## Directions for this task
Copy all records exactly; omit pictures.

Interface dataset entries:
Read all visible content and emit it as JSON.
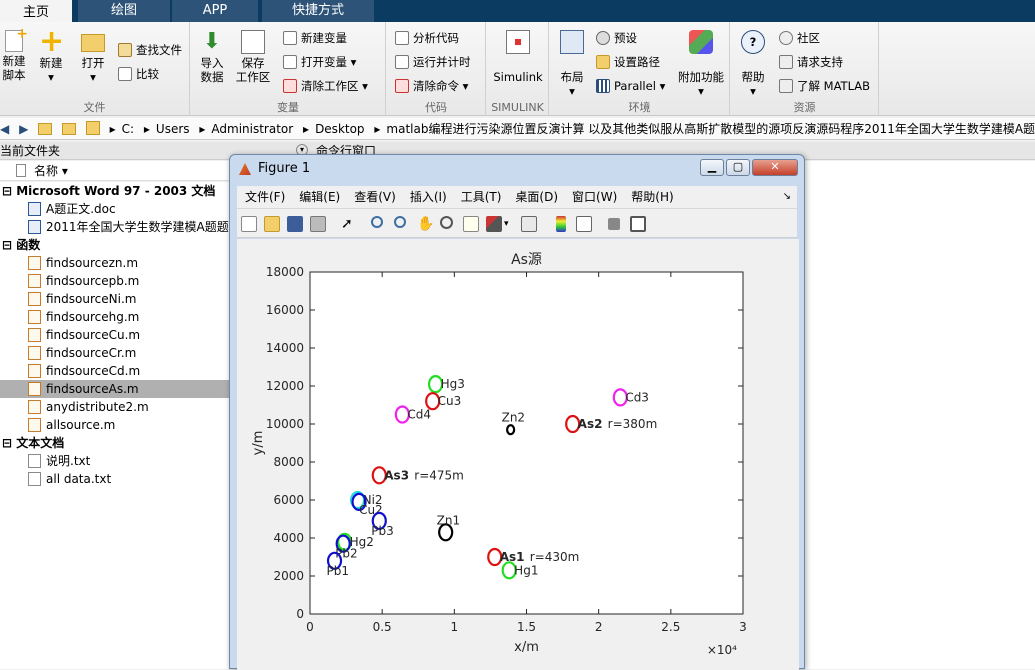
{
  "tabs": [
    "主页",
    "绘图",
    "APP",
    "快捷方式"
  ],
  "ribbon": {
    "file": {
      "label": "文件",
      "new_script": "新建\n脚本",
      "new": "新建",
      "open": "打开",
      "find_files": "查找文件",
      "compare": "比较"
    },
    "variable": {
      "label": "变量",
      "import": "导入\n数据",
      "save_ws": "保存\n工作区",
      "new_var": "新建变量",
      "open_var": "打开变量",
      "clear_ws": "清除工作区"
    },
    "code": {
      "label": "代码",
      "analyze": "分析代码",
      "run_time": "运行并计时",
      "clear_cmd": "清除命令"
    },
    "simulink": {
      "label": "SIMULINK",
      "btn": "Simulink"
    },
    "env": {
      "label": "环境",
      "layout": "布局",
      "prefs": "预设",
      "set_path": "设置路径",
      "parallel": "Parallel",
      "addons": "附加功能"
    },
    "res": {
      "label": "资源",
      "help": "帮助",
      "community": "社区",
      "support": "请求支持",
      "learn": "了解 MATLAB"
    }
  },
  "address": [
    "C:",
    "Users",
    "Administrator",
    "Desktop",
    "matlab编程进行污染源位置反演计算 以及其他类似服从高斯扩散模型的源项反演源码程序2011年全国大学生数学建模A题"
  ],
  "panels": {
    "current_folder": "当前文件夹",
    "command_window": "命令行窗口",
    "name_col": "名称 ▾"
  },
  "files": [
    {
      "text": "Microsoft Word 97 - 2003 文档",
      "kind": "group"
    },
    {
      "text": "A题正文.doc",
      "kind": "w"
    },
    {
      "text": "2011年全国大学生数学建模A题题",
      "kind": "w"
    },
    {
      "text": "函数",
      "kind": "group"
    },
    {
      "text": "findsourcezn.m",
      "kind": "m"
    },
    {
      "text": "findsourcepb.m",
      "kind": "m"
    },
    {
      "text": "findsourceNi.m",
      "kind": "m"
    },
    {
      "text": "findsourcehg.m",
      "kind": "m"
    },
    {
      "text": "findsourceCu.m",
      "kind": "m"
    },
    {
      "text": "findsourceCr.m",
      "kind": "m"
    },
    {
      "text": "findsourceCd.m",
      "kind": "m"
    },
    {
      "text": "findsourceAs.m",
      "kind": "m",
      "selected": true
    },
    {
      "text": "anydistribute2.m",
      "kind": "m"
    },
    {
      "text": "allsource.m",
      "kind": "m"
    },
    {
      "text": "文本文档",
      "kind": "group"
    },
    {
      "text": "说明.txt",
      "kind": "t"
    },
    {
      "text": "all data.txt",
      "kind": "t"
    }
  ],
  "figure": {
    "title": "Figure 1",
    "menu": [
      "文件(F)",
      "编辑(E)",
      "查看(V)",
      "插入(I)",
      "工具(T)",
      "桌面(D)",
      "窗口(W)",
      "帮助(H)"
    ]
  },
  "chart_data": {
    "type": "scatter",
    "title": "As源",
    "xlabel": "x/m",
    "ylabel": "y/m",
    "xlim": [
      0,
      30000
    ],
    "ylim": [
      0,
      18000
    ],
    "xticks": [
      "0",
      "0.5",
      "1",
      "1.5",
      "2",
      "2.5",
      "3"
    ],
    "xtick_values": [
      0,
      5000,
      10000,
      15000,
      20000,
      25000,
      30000
    ],
    "x_exponent": "×10⁴",
    "yticks": [
      "0",
      "2000",
      "4000",
      "6000",
      "8000",
      "10000",
      "12000",
      "14000",
      "16000",
      "18000"
    ],
    "ytick_values": [
      0,
      2000,
      4000,
      6000,
      8000,
      10000,
      12000,
      14000,
      16000,
      18000
    ],
    "grid": false,
    "points": [
      {
        "label": "Hg3",
        "x": 8700,
        "y": 12100,
        "color": "#22dd22"
      },
      {
        "label": "Cu3",
        "x": 8500,
        "y": 11200,
        "color": "#dd1111"
      },
      {
        "label": "Cd4",
        "x": 6400,
        "y": 10500,
        "color": "#ee22ee"
      },
      {
        "label": "Cd3",
        "x": 21500,
        "y": 11400,
        "color": "#ee22ee"
      },
      {
        "label": "Zn2",
        "x": 13900,
        "y": 9700,
        "color": "#000000"
      },
      {
        "label": "As2",
        "x": 18200,
        "y": 10000,
        "color": "#dd1111",
        "note": "r=380m",
        "bold": true
      },
      {
        "label": "As3",
        "x": 4800,
        "y": 7300,
        "color": "#dd1111",
        "note": "r=475m",
        "bold": true
      },
      {
        "label": "Ni2",
        "x": 3300,
        "y": 6000,
        "color": "#22dddd"
      },
      {
        "label": "Cu2",
        "x": 3400,
        "y": 5900,
        "color": "#1111cc"
      },
      {
        "label": "Pb3",
        "x": 4800,
        "y": 4900,
        "color": "#1111cc"
      },
      {
        "label": "Zn1",
        "x": 9400,
        "y": 4300,
        "color": "#000000"
      },
      {
        "label": "Hg2",
        "x": 2400,
        "y": 3800,
        "color": "#22dd22"
      },
      {
        "label": "Pb2",
        "x": 2300,
        "y": 3700,
        "color": "#1111cc"
      },
      {
        "label": "Pb1",
        "x": 1700,
        "y": 2800,
        "color": "#1111cc"
      },
      {
        "label": "As1",
        "x": 12800,
        "y": 3000,
        "color": "#dd1111",
        "note": "r=430m",
        "bold": true
      },
      {
        "label": "Hg1",
        "x": 13800,
        "y": 2300,
        "color": "#22dd22"
      }
    ]
  }
}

## Reply
Read all visible content and emit it as JSON.
{
  "tabs": [
    "主页",
    "绘图",
    "APP",
    "快捷方式"
  ],
  "ribbon": {
    "file": {
      "label": "文件",
      "new_script": "新建\n脚本",
      "new": "新建",
      "open": "打开",
      "find_files": "查找文件",
      "compare": "比较"
    },
    "variable": {
      "label": "变量",
      "import": "导入\n数据",
      "save_ws": "保存\n工作区",
      "new_var": "新建变量",
      "open_var": "打开变量",
      "clear_ws": "清除工作区"
    },
    "code": {
      "label": "代码",
      "analyze": "分析代码",
      "run_time": "运行并计时",
      "clear_cmd": "清除命令"
    },
    "simulink": {
      "label": "SIMULINK",
      "btn": "Simulink"
    },
    "env": {
      "label": "环境",
      "layout": "布局",
      "prefs": "预设",
      "set_path": "设置路径",
      "parallel": "Parallel",
      "addons": "附加功能"
    },
    "res": {
      "label": "资源",
      "help": "帮助",
      "community": "社区",
      "support": "请求支持",
      "learn": "了解 MATLAB"
    }
  },
  "address": [
    "C:",
    "Users",
    "Administrator",
    "Desktop",
    "matlab编程进行污染源位置反演计算 以及其他类似服从高斯扩散模型的源项反演源码程序2011年全国大学生数学建模A题"
  ],
  "panels": {
    "current_folder": "当前文件夹",
    "command_window": "命令行窗口",
    "name_col": "名称 ▾"
  },
  "files": [
    {
      "text": "Microsoft Word 97 - 2003 文档",
      "kind": "group"
    },
    {
      "text": "A题正文.doc",
      "kind": "w"
    },
    {
      "text": "2011年全国大学生数学建模A题题",
      "kind": "w"
    },
    {
      "text": "函数",
      "kind": "group"
    },
    {
      "text": "findsourcezn.m",
      "kind": "m"
    },
    {
      "text": "findsourcepb.m",
      "kind": "m"
    },
    {
      "text": "findsourceNi.m",
      "kind": "m"
    },
    {
      "text": "findsourcehg.m",
      "kind": "m"
    },
    {
      "text": "findsourceCu.m",
      "kind": "m"
    },
    {
      "text": "findsourceCr.m",
      "kind": "m"
    },
    {
      "text": "findsourceCd.m",
      "kind": "m"
    },
    {
      "text": "findsourceAs.m",
      "kind": "m",
      "selected": true
    },
    {
      "text": "anydistribute2.m",
      "kind": "m"
    },
    {
      "text": "allsource.m",
      "kind": "m"
    },
    {
      "text": "文本文档",
      "kind": "group"
    },
    {
      "text": "说明.txt",
      "kind": "t"
    },
    {
      "text": "all data.txt",
      "kind": "t"
    }
  ],
  "figure": {
    "title": "Figure 1",
    "menu": [
      "文件(F)",
      "编辑(E)",
      "查看(V)",
      "插入(I)",
      "工具(T)",
      "桌面(D)",
      "窗口(W)",
      "帮助(H)"
    ]
  },
  "chart_data": {
    "type": "scatter",
    "title": "As源",
    "xlabel": "x/m",
    "ylabel": "y/m",
    "xlim": [
      0,
      30000
    ],
    "ylim": [
      0,
      18000
    ],
    "xticks": [
      "0",
      "0.5",
      "1",
      "1.5",
      "2",
      "2.5",
      "3"
    ],
    "xtick_values": [
      0,
      5000,
      10000,
      15000,
      20000,
      25000,
      30000
    ],
    "x_exponent": "×10⁴",
    "yticks": [
      "0",
      "2000",
      "4000",
      "6000",
      "8000",
      "10000",
      "12000",
      "14000",
      "16000",
      "18000"
    ],
    "ytick_values": [
      0,
      2000,
      4000,
      6000,
      8000,
      10000,
      12000,
      14000,
      16000,
      18000
    ],
    "grid": false,
    "points": [
      {
        "label": "Hg3",
        "x": 8700,
        "y": 12100,
        "color": "#22dd22"
      },
      {
        "label": "Cu3",
        "x": 8500,
        "y": 11200,
        "color": "#dd1111"
      },
      {
        "label": "Cd4",
        "x": 6400,
        "y": 10500,
        "color": "#ee22ee"
      },
      {
        "label": "Cd3",
        "x": 21500,
        "y": 11400,
        "color": "#ee22ee"
      },
      {
        "label": "Zn2",
        "x": 13900,
        "y": 9700,
        "color": "#000000"
      },
      {
        "label": "As2",
        "x": 18200,
        "y": 10000,
        "color": "#dd1111",
        "note": "r=380m",
        "bold": true
      },
      {
        "label": "As3",
        "x": 4800,
        "y": 7300,
        "color": "#dd1111",
        "note": "r=475m",
        "bold": true
      },
      {
        "label": "Ni2",
        "x": 3300,
        "y": 6000,
        "color": "#22dddd"
      },
      {
        "label": "Cu2",
        "x": 3400,
        "y": 5900,
        "color": "#1111cc"
      },
      {
        "label": "Pb3",
        "x": 4800,
        "y": 4900,
        "color": "#1111cc"
      },
      {
        "label": "Zn1",
        "x": 9400,
        "y": 4300,
        "color": "#000000"
      },
      {
        "label": "Hg2",
        "x": 2400,
        "y": 3800,
        "color": "#22dd22"
      },
      {
        "label": "Pb2",
        "x": 2300,
        "y": 3700,
        "color": "#1111cc"
      },
      {
        "label": "Pb1",
        "x": 1700,
        "y": 2800,
        "color": "#1111cc"
      },
      {
        "label": "As1",
        "x": 12800,
        "y": 3000,
        "color": "#dd1111",
        "note": "r=430m",
        "bold": true
      },
      {
        "label": "Hg1",
        "x": 13800,
        "y": 2300,
        "color": "#22dd22"
      }
    ]
  }
}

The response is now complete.